Also found in: Thesaurus, Medical, Encyclopedia, Wikipedia.
n. (used with sing. verb)
1. The science or technology of light transmission through very fine, flexible glass or plastic fibers.
2. A cable or network of cables containing optical fibers.
fi′ber-op′tic, fi′ber·op′tic (fī′bər-ŏp′tĭk) adj.
the technology of sending computer data, video and voice signals, etc., through laser-generated light carried in bundles of ultrapure, transparent fiber (optical fiber) whose refraction properties allow the light to be transmitted around curves.
The technology based on the use of fine glass or plastic fibers that are capable of transmitting light around curves. Fiber optics is used in medicine and for long-distance telephone and computer lines.

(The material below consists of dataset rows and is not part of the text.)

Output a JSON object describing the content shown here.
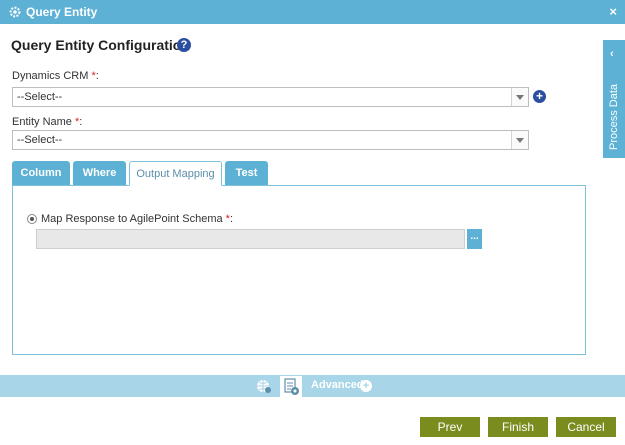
{
  "window": {
    "title": "Query Entity",
    "close_label": "×"
  },
  "page": {
    "heading": "Query Entity Configuration",
    "help_label": "?"
  },
  "form": {
    "crm_label": "Dynamics CRM ",
    "crm_required": "*",
    "crm_colon": ":",
    "crm_value": "--Select--",
    "crm_add_label": "+",
    "entity_label": "Entity Name ",
    "entity_required": "*",
    "entity_colon": ":",
    "entity_value": "--Select--"
  },
  "tabs": [
    {
      "label": "Column",
      "active": false
    },
    {
      "label": "Where",
      "active": false
    },
    {
      "label": "Output Mapping",
      "active": true
    },
    {
      "label": "Test",
      "active": false
    }
  ],
  "output_mapping": {
    "radio_label": "Map Response to AgilePoint Schema ",
    "radio_required": "*",
    "radio_colon": ":",
    "schema_value": "",
    "ellipsis_label": "..."
  },
  "side_panel": {
    "label": "Process Data",
    "chevron": "‹"
  },
  "footer": {
    "advanced_label": "Advanced",
    "advanced_plus": "+"
  },
  "buttons": {
    "prev": "Prev",
    "finish": "Finish",
    "cancel": "Cancel"
  },
  "colors": {
    "accent": "#5cb1d4",
    "button": "#7b8c1f",
    "required": "#e02020",
    "help": "#2a4fa1"
  }
}
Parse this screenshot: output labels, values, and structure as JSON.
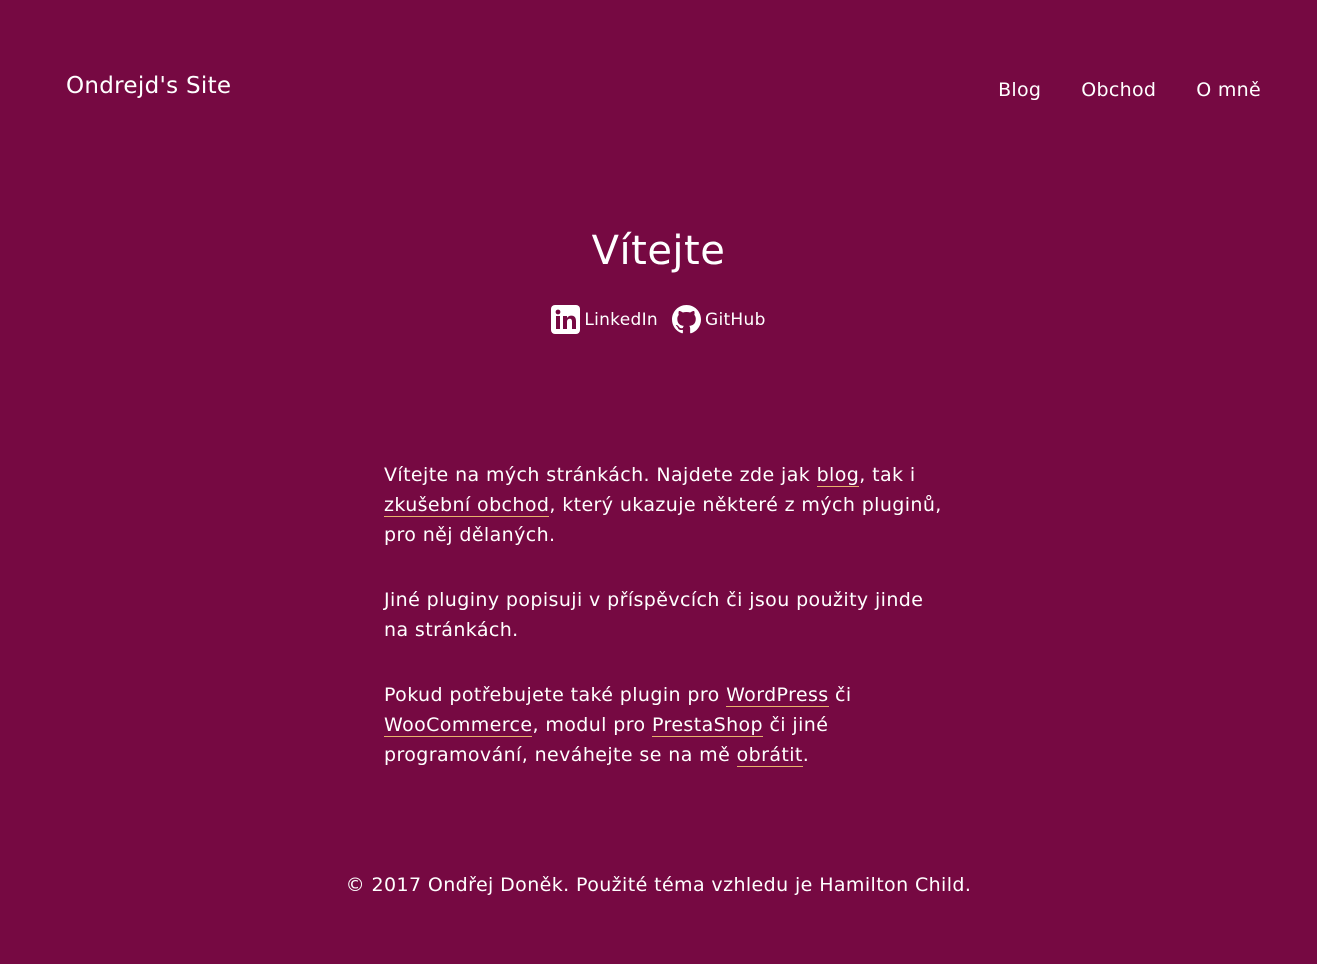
{
  "header": {
    "site_title": "Ondrejd's Site",
    "nav": [
      {
        "label": "Blog"
      },
      {
        "label": "Obchod"
      },
      {
        "label": "O mně"
      }
    ]
  },
  "hero": {
    "title": "Vítejte",
    "social": [
      {
        "label": "LinkedIn",
        "icon": "linkedin-icon"
      },
      {
        "label": "GitHub",
        "icon": "github-icon"
      }
    ]
  },
  "content": {
    "p1": {
      "t1": "Vítejte na mých stránkách. Najdete zde jak ",
      "link_blog": "blog",
      "t2": ", tak i ",
      "link_shop": "zkušební obchod",
      "t3": ", který ukazuje některé z mých pluginů, pro něj dělaných."
    },
    "p2": {
      "text": "Jiné pluginy popisuji v příspěvcích či jsou použity jinde na stránkách."
    },
    "p3": {
      "t1": "Pokud potřebujete také plugin pro ",
      "link_wordpress": "WordPress",
      "t2": " či ",
      "link_woocommerce": "WooCommerce",
      "t3": ", modul pro ",
      "link_prestashop": "PrestaShop",
      "t4": " či jiné programování, neváhejte se na mě ",
      "link_contact": "obrátit",
      "t5": "."
    }
  },
  "footer": {
    "text": "© 2017 Ondřej Doněk. Použité téma vzhledu je Hamilton Child."
  },
  "colors": {
    "background": "#760942",
    "text": "#ffffff",
    "link_underline": "#e8b26d"
  }
}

Did You Know? In an optical fiber, a beam of light travels within a thin strand of glass or plastic. The light stays within the strand, even if the strand is curved or twisted. That's because the materials the optical fiber is made of—and the way in which the light is aimed into the fiber—are chosen so that when the light beam reaches the strand's outer edge it reflects back into the strand, rather than escaping through the wall. Generally, when a beam of light traveling in one material strikes the boundary of another, some light travels through the boundary and some is reflected back into the original material. But if the speed of light in the material the beam starts out in (the glass) is lower than the speed of light in the other material (the air or insulating material surrounding the fiber), and if the light strikes the boundary of the other material at a shallow enough angle, then all of the light is reflected and none escapes.
The use and study of light transmission through fine, flexible glass and plastic tubes.